Stock photos are more affordable than hiring a photographer. Professional photography can cost hundreds of dollars per hour including the session and editing. Aside from branding images like head shots and office space, this is not always a viable option for marketing campaigns. Stock photos help solve affordability for small business.

More and more sites are compiling both free and paid options for their photos. Free photos typically used to be of lower quality than paid (and that is still a valid concern) but many sites now offer the same resolution for free that users formerly had to buy. High resolution photos are better for manipulating on sites like Canva and PicMonkey.

A site like Depositphotos, which is subscription based, has plans offering photos for as low as $1 each. Creative Market products can be downloaded straight to Dropbox. Both Dropbox and Canva have mobile apps, which is perfect when you need to create a campaign on the fly.

If you’re looking for stock photography resources, bookmark these 18 sites for future reference:

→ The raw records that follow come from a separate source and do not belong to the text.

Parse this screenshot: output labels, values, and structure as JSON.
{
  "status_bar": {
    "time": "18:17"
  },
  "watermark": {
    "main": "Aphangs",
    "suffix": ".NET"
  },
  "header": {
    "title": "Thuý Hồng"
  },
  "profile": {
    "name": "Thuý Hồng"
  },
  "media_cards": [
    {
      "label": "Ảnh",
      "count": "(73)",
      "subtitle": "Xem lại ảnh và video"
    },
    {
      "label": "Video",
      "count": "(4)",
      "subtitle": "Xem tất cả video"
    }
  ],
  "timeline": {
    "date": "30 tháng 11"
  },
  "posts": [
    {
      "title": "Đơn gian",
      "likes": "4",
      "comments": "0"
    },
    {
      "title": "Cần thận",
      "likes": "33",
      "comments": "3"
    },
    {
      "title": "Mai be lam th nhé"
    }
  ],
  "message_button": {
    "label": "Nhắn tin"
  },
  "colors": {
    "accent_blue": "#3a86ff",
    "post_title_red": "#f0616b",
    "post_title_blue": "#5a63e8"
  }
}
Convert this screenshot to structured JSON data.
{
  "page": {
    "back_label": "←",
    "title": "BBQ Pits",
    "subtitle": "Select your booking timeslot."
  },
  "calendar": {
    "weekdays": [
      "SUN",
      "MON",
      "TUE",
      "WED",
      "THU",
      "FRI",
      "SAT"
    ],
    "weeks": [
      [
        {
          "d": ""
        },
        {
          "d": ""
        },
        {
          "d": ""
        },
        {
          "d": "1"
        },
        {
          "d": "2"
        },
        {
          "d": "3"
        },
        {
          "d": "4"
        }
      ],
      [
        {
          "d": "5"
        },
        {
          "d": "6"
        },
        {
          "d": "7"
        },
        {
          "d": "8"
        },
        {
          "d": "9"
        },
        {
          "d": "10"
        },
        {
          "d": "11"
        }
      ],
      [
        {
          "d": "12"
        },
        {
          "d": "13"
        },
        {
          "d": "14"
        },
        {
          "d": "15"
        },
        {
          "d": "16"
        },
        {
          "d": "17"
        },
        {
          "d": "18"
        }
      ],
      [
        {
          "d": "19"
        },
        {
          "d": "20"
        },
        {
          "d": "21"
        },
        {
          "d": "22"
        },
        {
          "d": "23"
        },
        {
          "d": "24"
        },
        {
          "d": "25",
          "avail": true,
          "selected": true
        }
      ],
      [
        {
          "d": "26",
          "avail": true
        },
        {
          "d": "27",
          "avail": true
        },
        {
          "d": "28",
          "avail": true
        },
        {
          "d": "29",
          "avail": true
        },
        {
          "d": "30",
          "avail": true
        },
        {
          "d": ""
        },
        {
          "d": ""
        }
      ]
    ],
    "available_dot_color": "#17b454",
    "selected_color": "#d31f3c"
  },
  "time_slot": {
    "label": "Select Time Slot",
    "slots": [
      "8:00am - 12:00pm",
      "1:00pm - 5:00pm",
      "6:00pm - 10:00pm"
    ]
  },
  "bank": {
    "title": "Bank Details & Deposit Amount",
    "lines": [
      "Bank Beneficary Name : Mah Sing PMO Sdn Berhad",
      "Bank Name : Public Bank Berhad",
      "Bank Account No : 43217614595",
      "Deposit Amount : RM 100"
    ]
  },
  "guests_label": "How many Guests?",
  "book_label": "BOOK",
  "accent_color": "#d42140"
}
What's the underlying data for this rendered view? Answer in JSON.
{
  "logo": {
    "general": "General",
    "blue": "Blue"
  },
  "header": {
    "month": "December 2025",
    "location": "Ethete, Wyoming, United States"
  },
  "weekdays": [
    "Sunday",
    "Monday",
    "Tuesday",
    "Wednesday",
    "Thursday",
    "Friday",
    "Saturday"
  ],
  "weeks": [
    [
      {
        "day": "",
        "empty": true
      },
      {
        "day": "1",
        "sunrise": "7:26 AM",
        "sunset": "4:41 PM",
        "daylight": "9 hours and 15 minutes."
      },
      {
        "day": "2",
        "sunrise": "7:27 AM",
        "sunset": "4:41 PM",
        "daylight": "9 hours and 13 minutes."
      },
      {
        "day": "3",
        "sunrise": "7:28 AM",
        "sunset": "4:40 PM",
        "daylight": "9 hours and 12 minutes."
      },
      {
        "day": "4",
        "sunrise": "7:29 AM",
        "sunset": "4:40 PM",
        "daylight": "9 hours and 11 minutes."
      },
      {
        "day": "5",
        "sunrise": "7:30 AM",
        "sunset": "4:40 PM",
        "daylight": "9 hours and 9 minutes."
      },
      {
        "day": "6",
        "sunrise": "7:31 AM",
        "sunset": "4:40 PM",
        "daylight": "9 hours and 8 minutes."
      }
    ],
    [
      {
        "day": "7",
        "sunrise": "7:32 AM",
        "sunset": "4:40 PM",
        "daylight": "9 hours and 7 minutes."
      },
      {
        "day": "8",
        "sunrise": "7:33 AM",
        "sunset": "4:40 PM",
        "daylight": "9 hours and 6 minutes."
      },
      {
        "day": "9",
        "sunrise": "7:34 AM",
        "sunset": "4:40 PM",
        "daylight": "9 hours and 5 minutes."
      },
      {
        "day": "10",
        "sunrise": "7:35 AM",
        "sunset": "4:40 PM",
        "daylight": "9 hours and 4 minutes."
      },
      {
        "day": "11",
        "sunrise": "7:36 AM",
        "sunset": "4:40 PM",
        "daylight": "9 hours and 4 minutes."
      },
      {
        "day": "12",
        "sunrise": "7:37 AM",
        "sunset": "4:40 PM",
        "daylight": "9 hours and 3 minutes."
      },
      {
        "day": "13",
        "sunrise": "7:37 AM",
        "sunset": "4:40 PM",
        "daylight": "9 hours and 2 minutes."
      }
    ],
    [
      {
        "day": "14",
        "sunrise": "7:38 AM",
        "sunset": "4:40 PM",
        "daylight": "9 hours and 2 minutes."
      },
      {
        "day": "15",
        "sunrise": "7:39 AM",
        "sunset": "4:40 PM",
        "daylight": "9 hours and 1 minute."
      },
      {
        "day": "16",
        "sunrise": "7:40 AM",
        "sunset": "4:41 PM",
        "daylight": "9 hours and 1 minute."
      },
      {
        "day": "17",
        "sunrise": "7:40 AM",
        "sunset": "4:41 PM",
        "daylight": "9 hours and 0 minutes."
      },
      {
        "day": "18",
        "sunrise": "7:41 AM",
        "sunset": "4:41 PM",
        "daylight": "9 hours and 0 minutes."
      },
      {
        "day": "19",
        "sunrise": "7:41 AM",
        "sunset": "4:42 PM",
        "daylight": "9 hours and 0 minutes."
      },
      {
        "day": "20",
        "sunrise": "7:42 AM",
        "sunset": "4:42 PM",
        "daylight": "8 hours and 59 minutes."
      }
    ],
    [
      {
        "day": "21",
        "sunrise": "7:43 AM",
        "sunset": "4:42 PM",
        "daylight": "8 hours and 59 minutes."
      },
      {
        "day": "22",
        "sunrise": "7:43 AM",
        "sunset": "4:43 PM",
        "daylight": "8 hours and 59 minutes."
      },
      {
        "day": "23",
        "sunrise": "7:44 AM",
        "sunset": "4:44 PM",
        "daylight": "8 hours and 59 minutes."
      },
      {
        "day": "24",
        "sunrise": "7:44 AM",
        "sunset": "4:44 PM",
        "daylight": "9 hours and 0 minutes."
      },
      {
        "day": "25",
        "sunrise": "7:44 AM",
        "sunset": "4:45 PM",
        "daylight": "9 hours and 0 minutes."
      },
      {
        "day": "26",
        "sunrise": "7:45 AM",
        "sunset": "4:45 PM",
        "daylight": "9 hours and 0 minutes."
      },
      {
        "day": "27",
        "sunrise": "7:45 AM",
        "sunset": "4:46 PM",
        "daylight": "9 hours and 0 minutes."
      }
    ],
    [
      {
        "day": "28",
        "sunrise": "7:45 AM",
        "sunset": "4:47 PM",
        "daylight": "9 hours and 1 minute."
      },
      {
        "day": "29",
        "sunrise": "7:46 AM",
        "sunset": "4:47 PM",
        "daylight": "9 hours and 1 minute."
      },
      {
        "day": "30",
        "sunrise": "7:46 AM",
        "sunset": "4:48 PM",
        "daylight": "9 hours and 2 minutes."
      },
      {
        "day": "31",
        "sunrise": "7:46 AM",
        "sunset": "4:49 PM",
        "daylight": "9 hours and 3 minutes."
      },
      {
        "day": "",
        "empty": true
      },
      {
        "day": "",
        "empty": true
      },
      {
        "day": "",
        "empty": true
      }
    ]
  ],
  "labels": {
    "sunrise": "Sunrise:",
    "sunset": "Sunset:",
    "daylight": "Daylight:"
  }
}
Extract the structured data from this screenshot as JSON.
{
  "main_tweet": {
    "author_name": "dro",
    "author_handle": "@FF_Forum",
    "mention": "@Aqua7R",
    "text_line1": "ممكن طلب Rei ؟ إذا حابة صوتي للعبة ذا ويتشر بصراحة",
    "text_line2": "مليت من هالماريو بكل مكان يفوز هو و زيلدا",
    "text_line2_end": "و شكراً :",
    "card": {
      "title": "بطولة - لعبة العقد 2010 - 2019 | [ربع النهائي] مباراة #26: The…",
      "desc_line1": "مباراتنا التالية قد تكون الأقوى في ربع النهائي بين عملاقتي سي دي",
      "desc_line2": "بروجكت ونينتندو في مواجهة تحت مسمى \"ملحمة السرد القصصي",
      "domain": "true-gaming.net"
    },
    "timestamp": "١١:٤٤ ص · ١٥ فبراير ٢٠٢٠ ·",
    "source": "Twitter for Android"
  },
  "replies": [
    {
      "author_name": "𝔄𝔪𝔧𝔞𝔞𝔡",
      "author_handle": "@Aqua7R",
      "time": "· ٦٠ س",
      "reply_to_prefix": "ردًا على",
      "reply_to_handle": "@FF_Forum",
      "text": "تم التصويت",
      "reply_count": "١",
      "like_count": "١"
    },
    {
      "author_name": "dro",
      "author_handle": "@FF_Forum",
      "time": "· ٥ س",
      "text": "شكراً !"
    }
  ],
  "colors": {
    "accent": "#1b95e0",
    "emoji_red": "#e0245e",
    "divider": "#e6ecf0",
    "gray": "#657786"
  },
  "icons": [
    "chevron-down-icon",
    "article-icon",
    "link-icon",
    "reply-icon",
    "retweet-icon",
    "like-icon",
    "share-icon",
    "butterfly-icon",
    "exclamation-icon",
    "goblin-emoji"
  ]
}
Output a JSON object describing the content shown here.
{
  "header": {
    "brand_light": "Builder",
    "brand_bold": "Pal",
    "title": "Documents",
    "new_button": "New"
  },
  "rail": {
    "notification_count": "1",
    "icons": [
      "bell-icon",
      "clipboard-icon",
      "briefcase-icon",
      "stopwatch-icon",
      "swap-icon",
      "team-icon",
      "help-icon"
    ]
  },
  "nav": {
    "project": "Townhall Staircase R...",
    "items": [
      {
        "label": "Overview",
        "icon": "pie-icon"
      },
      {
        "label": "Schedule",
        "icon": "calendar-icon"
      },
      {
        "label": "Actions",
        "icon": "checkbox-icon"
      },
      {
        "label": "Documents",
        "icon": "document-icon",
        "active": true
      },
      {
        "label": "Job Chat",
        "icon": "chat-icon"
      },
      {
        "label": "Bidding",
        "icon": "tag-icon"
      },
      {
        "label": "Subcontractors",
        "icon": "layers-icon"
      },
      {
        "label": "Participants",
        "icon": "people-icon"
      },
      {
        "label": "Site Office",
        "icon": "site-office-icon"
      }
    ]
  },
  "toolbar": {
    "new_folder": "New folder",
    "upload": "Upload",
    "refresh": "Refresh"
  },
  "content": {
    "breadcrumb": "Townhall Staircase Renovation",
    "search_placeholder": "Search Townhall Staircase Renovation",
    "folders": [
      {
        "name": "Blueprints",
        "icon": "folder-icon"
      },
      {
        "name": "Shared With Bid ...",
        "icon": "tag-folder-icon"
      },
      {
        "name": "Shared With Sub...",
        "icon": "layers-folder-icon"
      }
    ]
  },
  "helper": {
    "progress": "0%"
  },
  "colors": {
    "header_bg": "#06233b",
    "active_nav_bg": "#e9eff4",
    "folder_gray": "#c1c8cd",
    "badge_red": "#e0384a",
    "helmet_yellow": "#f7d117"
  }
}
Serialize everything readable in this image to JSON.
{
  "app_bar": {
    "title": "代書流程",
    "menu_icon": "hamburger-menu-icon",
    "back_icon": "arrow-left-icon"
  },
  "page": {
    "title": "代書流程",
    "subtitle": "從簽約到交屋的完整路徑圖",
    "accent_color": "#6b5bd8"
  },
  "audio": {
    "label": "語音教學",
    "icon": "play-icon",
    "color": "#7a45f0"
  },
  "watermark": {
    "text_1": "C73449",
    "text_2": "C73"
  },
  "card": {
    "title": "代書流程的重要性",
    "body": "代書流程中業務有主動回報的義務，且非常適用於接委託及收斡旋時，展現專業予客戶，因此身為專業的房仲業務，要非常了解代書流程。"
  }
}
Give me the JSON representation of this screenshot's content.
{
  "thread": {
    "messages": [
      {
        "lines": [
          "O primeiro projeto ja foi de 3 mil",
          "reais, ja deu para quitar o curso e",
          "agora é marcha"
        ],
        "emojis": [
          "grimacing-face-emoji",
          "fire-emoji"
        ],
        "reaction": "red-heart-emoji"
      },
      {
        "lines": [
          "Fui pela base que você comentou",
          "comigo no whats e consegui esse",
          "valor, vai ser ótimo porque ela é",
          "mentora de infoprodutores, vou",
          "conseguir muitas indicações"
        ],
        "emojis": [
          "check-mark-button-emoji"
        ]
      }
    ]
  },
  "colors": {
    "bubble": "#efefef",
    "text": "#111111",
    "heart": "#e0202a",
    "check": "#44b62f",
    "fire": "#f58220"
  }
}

Negative Space
Lock and Stock Photos
Life Of Pix
Streetwill
Depositphotos
Death To Stock Photo
Startup Stock
UnSplash
StockSnap
Pexels
Hubspot
SplitShire
ISO Republic
New Old Stock
Blend Images
PicJumbo
Colorstock
Creative Market

If you use stock photos for your business, how has your experience been? Do you have a favorite resource not listed above? Let us know in the comments!